PROBLEM:
All lines with the word "Thêm" must be pulled from the entries below.

GIVEN ENTRIES:
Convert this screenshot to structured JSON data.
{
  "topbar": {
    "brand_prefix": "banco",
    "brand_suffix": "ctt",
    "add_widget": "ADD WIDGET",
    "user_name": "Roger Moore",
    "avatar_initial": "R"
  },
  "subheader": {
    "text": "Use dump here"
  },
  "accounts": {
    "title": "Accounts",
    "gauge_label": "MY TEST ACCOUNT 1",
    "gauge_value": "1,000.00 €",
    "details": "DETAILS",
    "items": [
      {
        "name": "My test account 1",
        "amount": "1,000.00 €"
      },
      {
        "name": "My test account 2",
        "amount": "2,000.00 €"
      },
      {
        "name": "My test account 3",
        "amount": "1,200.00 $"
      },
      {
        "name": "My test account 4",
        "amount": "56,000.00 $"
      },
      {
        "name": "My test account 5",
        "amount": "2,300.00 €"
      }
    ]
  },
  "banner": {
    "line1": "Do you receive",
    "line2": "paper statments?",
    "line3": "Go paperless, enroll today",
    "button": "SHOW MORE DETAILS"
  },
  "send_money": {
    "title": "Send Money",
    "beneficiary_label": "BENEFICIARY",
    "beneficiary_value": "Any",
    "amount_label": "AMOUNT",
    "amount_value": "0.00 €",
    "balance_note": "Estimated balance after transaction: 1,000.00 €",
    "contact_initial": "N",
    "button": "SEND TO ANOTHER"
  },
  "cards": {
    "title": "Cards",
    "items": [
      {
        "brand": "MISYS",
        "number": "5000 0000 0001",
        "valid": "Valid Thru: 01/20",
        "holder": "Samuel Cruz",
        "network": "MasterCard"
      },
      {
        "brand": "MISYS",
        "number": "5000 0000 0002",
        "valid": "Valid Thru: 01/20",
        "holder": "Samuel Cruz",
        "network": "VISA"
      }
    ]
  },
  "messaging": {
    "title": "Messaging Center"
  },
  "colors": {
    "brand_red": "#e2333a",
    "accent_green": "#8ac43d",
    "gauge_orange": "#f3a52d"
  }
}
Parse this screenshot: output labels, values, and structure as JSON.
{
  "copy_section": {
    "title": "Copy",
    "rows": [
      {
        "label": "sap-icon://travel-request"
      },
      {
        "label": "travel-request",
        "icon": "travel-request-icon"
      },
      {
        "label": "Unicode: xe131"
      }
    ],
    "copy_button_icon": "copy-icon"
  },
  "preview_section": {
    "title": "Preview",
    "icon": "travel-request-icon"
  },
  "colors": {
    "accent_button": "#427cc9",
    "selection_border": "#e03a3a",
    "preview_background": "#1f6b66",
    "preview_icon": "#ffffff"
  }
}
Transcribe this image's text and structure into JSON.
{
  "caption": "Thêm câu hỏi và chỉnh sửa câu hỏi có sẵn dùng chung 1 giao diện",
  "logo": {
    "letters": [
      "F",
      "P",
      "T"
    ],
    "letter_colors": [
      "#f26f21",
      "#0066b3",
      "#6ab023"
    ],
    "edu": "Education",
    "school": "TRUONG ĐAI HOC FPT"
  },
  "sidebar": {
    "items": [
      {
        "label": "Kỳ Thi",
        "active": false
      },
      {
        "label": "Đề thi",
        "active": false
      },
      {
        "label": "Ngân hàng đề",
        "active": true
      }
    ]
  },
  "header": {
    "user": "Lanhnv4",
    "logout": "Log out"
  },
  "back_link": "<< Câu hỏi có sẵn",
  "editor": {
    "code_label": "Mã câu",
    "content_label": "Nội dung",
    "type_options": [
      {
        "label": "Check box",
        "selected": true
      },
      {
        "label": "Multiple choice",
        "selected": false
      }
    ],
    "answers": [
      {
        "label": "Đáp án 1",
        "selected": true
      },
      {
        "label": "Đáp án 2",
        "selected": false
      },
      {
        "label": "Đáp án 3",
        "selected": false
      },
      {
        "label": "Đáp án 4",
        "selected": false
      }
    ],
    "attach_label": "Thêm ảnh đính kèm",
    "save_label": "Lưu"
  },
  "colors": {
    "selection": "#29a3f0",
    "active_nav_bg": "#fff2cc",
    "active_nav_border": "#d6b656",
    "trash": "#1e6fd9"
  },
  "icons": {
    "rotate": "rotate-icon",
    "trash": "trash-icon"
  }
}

YOUR RESPONSE:
  "caption": "Thêm câu hỏi và chỉnh sửa câu hỏi có sẵn dùng chung 1 giao diện",
    "attach_label": "Thêm ảnh đính kèm",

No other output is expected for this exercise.